Black History Month is now a fixture in the corporate calendar but Lewis is relatively cynical. While there is more listening from non-Black colleagues, she fears BHM would prove a performative distraction if little happens beyond the month in terms of working towards improving the working lives of Black employees.
“It takes away from the real work,” she says. “They know their black employees are less likely to be given high performance ratings, are promoted more slowly and are less likely to stay than their white peers. It’s far easier to celebrate BHM each year than look into that.
“It’s like celebrating Christmas with all the festivities and presents, but not thinking about the messages behind Christmas – family, community, being good to one another – for the rest of the year.”
For Barbara Howe, 43, Black History Month will always be needed as an important source of collective pride as well as a reminder of lived experiences of systemic racism and the fight for equality. “The power the month has to educate and challenge misconceptions is far-reaching,” she says. “It’s the one time of the year where I see myself represented in a positive light and widespread appreciation of Black culture.”

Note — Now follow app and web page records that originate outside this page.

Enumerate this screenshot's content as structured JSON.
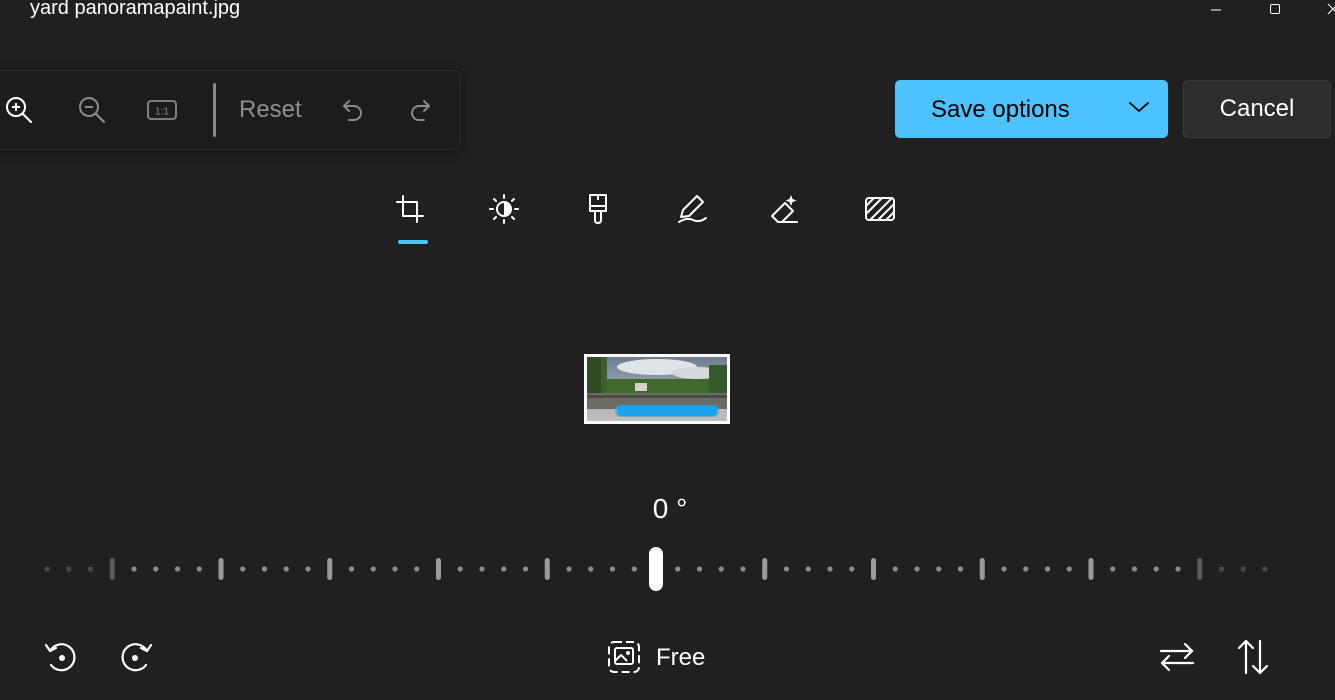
{
  "window": {
    "title": "yard panoramapaint.jpg",
    "controls": [
      "minimize-icon",
      "maximize-icon",
      "close-icon"
    ]
  },
  "zoom_toolbar": {
    "icons": [
      "zoom-in-icon",
      "zoom-out-icon",
      "actual-size-icon",
      "undo-icon",
      "redo-icon"
    ],
    "actual_size_label": "1:1",
    "reset_label": "Reset"
  },
  "actions": {
    "save_label": "Save options",
    "cancel_label": "Cancel"
  },
  "tools": {
    "items": [
      "crop-icon",
      "adjustment-icon",
      "filter-icon",
      "markup-icon",
      "erase-icon",
      "background-icon"
    ],
    "selected": "crop-icon"
  },
  "crop": {
    "angle_label": "0 °",
    "angle_value": 0,
    "aspect_label": "Free"
  },
  "colors": {
    "accent": "#4cc2ff",
    "background": "#202020"
  }
}
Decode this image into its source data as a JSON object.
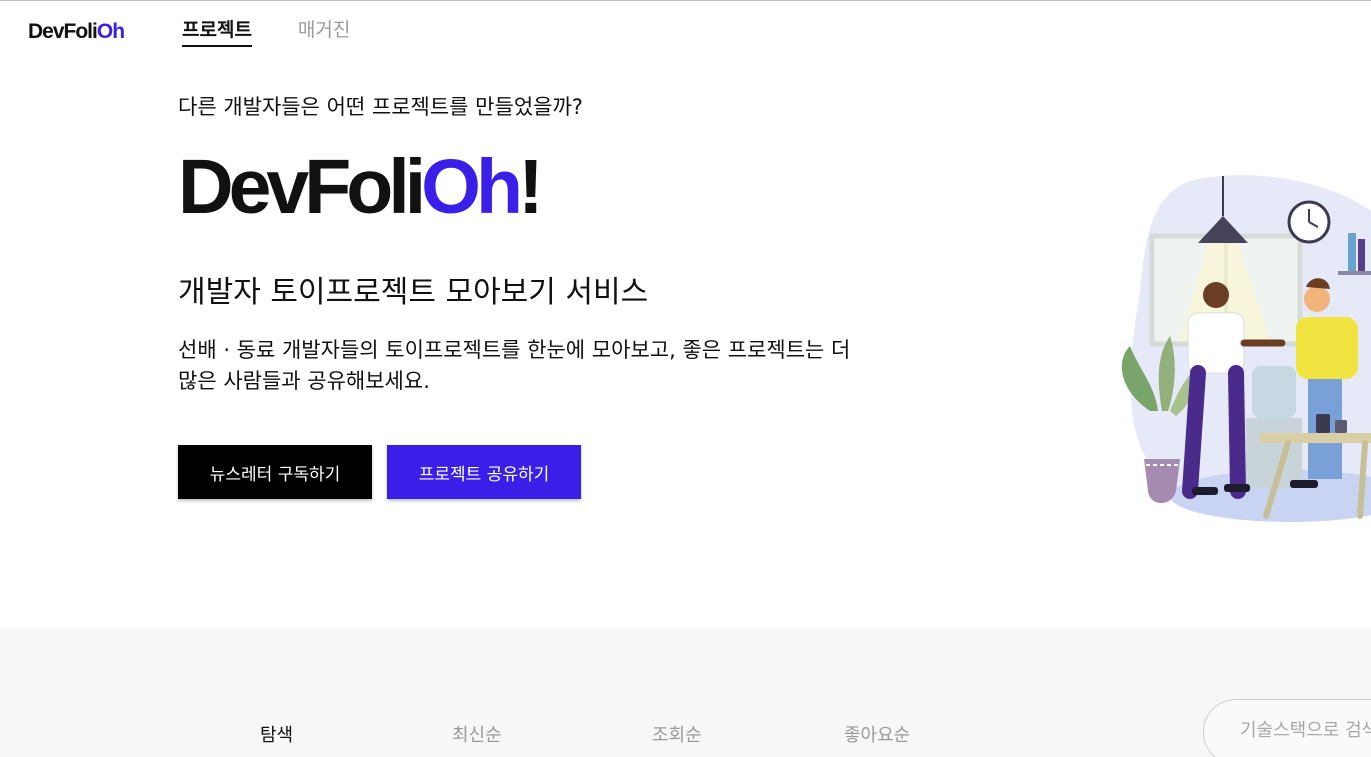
{
  "header": {
    "logo_main": "DevFoli",
    "logo_accent": "Oh",
    "nav": [
      {
        "label": "프로젝트"
      },
      {
        "label": "매거진"
      }
    ]
  },
  "hero": {
    "subtitle": "다른 개발자들은 어떤 프로젝트를 만들었을까?",
    "big_logo_main": "DevFoli",
    "big_logo_accent": "Oh",
    "big_logo_suffix": "!",
    "tagline": "개발자 토이프로젝트 모아보기 서비스",
    "desc_line1": "선배 · 동료 개발자들의 토이프로젝트를 한눈에 모아보고, 좋은 프로젝트는 더",
    "desc_line2": "많은 사람들과 공유해보세요.",
    "btn_subscribe": "뉴스레터 구독하기",
    "btn_share": "프로젝트 공유하기"
  },
  "bottom": {
    "tabs": [
      {
        "label": "탐색"
      },
      {
        "label": "최신순"
      },
      {
        "label": "조회순"
      },
      {
        "label": "좋아요순"
      }
    ],
    "search_placeholder": "기술스택으로 검색"
  },
  "colors": {
    "accent": "#3a1fe8",
    "primary_button": "#000000",
    "bottom_bg": "#f7f7f7"
  }
}
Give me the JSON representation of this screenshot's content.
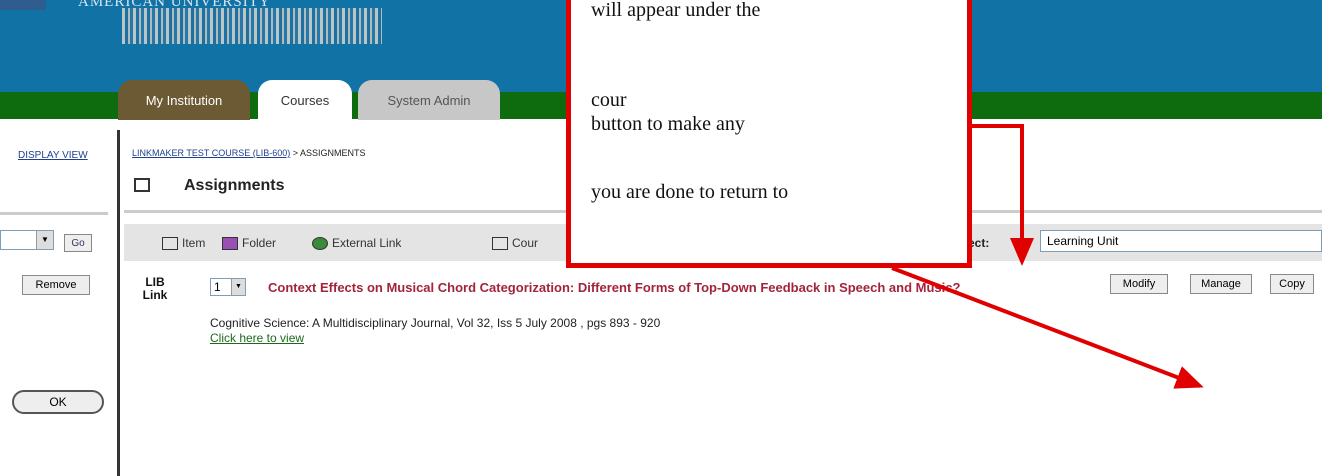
{
  "header": {
    "logo_text": "AMERICAN UNIVERSITY",
    "tabs": [
      {
        "label": "My Institution"
      },
      {
        "label": "Courses"
      },
      {
        "label": "System Admin"
      }
    ]
  },
  "left_panel": {
    "display_view": "DISPLAY VIEW",
    "go_label": "Go",
    "remove_label": "Remove",
    "ok_label": "OK"
  },
  "breadcrumb": {
    "course": "LINKMAKER TEST COURSE (LIB-600)",
    "separator": " > ",
    "current": "ASSIGNMENTS"
  },
  "page": {
    "title": "Assignments"
  },
  "toolbar": {
    "item_label": "Item",
    "folder_label": "Folder",
    "external_link_label": "External Link",
    "cour_label": "Cour",
    "select_label": "elect:",
    "select_value": "Learning Unit"
  },
  "content_item": {
    "icon_text_1": "LIB",
    "icon_text_2": "Link",
    "order_value": "1",
    "title": "Context Effects on Musical Chord Categorization: Different Forms of Top-Down Feedback in Speech and Music?",
    "citation": "Cognitive Science: A Multidisciplinary Journal, Vol 32, Iss 5 July 2008 , pgs 893 - 920",
    "view_link": "Click here to view",
    "modify_label": "Modify",
    "manage_label": "Manage",
    "copy_label": "Copy"
  },
  "callout": {
    "lines": [
      "will appear under the",
      "cour",
      "button to make any",
      "you are done to return to"
    ],
    "color": "#e00000"
  },
  "colors": {
    "header_blue": "#1172a6",
    "header_green": "#0e6b0e",
    "title_red": "#a3243a",
    "link_green": "#1c6b1c"
  }
}
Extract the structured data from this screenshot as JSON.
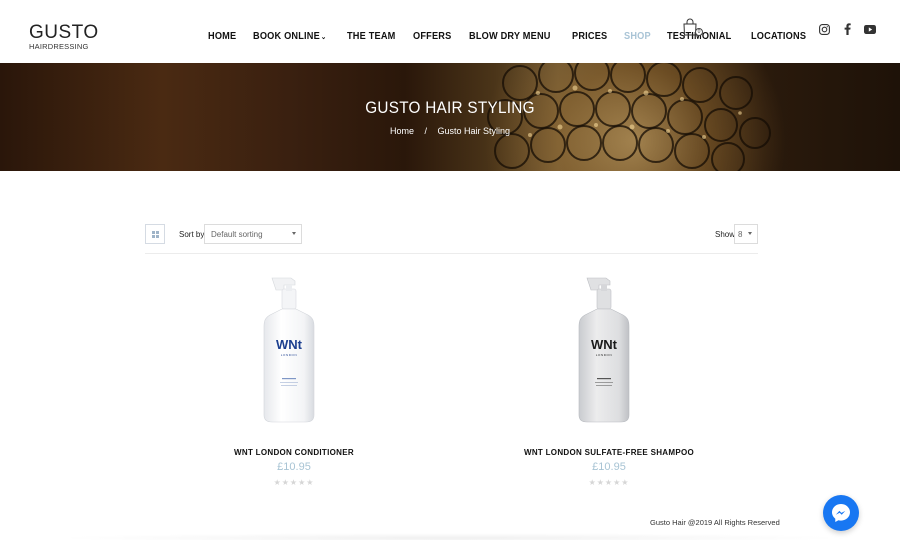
{
  "brand": {
    "logo_main": "GUSTO",
    "logo_sub": "HAIRDRESSING"
  },
  "nav": {
    "items": [
      {
        "label": "HOME"
      },
      {
        "label": "BOOK ONLINE",
        "has_dropdown": true
      },
      {
        "label": "THE TEAM"
      },
      {
        "label": "OFFERS"
      },
      {
        "label": "BLOW DRY MENU"
      },
      {
        "label": "PRICES"
      },
      {
        "label": "SHOP",
        "active": true
      },
      {
        "label": "TESTIMONIAL"
      },
      {
        "label": "LOCATIONS"
      }
    ],
    "cart_count": "0",
    "social_icons": [
      "instagram-icon",
      "facebook-icon",
      "youtube-icon"
    ]
  },
  "hero": {
    "title": "GUSTO HAIR STYLING",
    "breadcrumb": {
      "home": "Home",
      "separator": "/",
      "current": "Gusto Hair Styling"
    }
  },
  "toolbar": {
    "sort_label": "Sort by",
    "sort_value": "Default sorting",
    "show_label": "Show",
    "show_value": "8"
  },
  "products": [
    {
      "name": "WNT LONDON CONDITIONER",
      "price": "£10.95",
      "rating": "★★★★★",
      "bottle_brand": "WNt",
      "bottle_sub": "LONDON",
      "brand_color": "#1c3f8f"
    },
    {
      "name": "WNT LONDON SULFATE-FREE SHAMPOO",
      "price": "£10.95",
      "rating": "★★★★★",
      "bottle_brand": "WNt",
      "bottle_sub": "LONDON",
      "brand_color": "#1a1a1a"
    }
  ],
  "footer": {
    "copyright": "Gusto Hair @2019 All Rights Reserved"
  },
  "colors": {
    "accent": "#a8c4d4",
    "messenger": "#1877f2"
  }
}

But celebrating Black history and culture shouldn’t be confined to just one month of the year, and it should be important to all people, not just Black people, she adds.
Awoyungbo, despite his reservations, doesn’t think Black History Month is redundant by any means. “I’m hopeful there will come a time where black people are accepted unconditionally and everyone’s achievements can be celebrated irrespective of colour,” he says. “But we’re not there yet, so I understand why many people feel we must continue to celebrate this month and highlight these things.
“But are we actually achieving anything by doing it this way?” he adds. “Next month it’ll be business as usual.”
Some names have been changed